- _DATA TO EXAMINE_
# # # #

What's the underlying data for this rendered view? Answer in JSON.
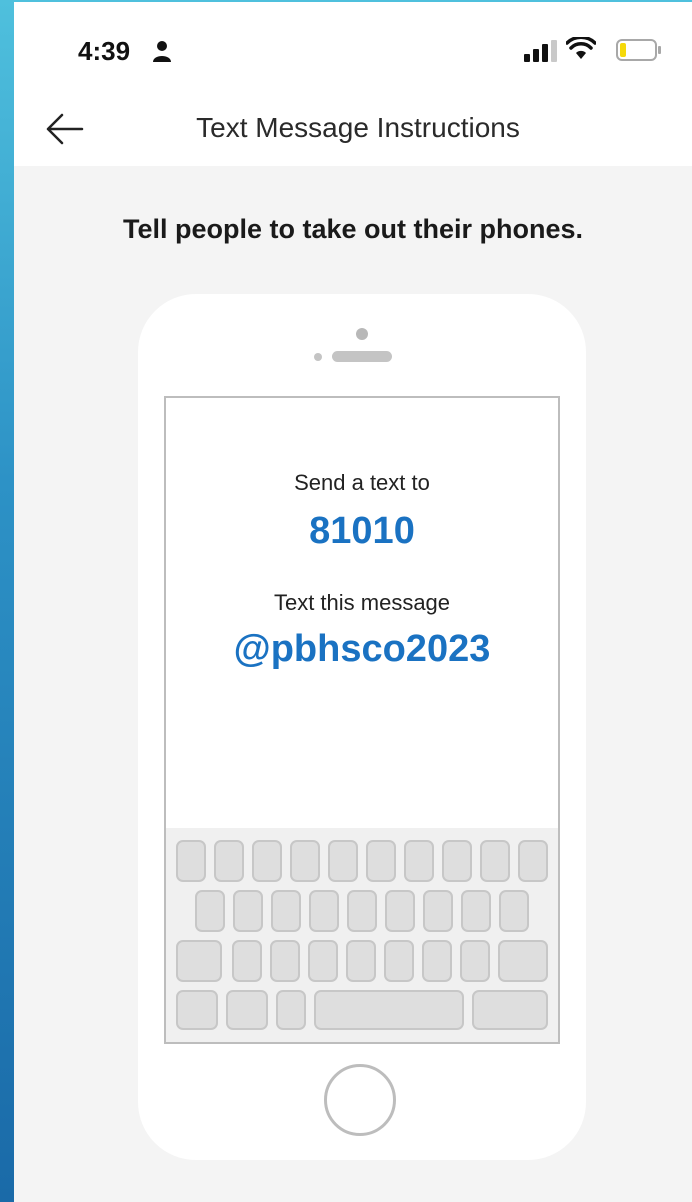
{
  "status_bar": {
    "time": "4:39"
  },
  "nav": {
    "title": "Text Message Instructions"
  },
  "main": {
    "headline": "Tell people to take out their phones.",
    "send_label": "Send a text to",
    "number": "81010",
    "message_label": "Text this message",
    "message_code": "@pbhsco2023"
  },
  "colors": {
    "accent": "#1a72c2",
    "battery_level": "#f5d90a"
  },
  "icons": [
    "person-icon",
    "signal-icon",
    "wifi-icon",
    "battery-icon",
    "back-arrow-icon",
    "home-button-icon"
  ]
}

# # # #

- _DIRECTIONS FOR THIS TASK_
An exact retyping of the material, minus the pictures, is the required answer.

- _OUTPUT OF THE TASK_
What's the underlying data for this rendered view? Answer in JSON.
{
  "status_bar": {
    "time": "4:39"
  },
  "nav": {
    "title": "Text Message Instructions"
  },
  "main": {
    "headline": "Tell people to take out their phones.",
    "send_label": "Send a text to",
    "number": "81010",
    "message_label": "Text this message",
    "message_code": "@pbhsco2023"
  },
  "colors": {
    "accent": "#1a72c2",
    "battery_level": "#f5d90a"
  },
  "icons": [
    "person-icon",
    "signal-icon",
    "wifi-icon",
    "battery-icon",
    "back-arrow-icon",
    "home-button-icon"
  ]
}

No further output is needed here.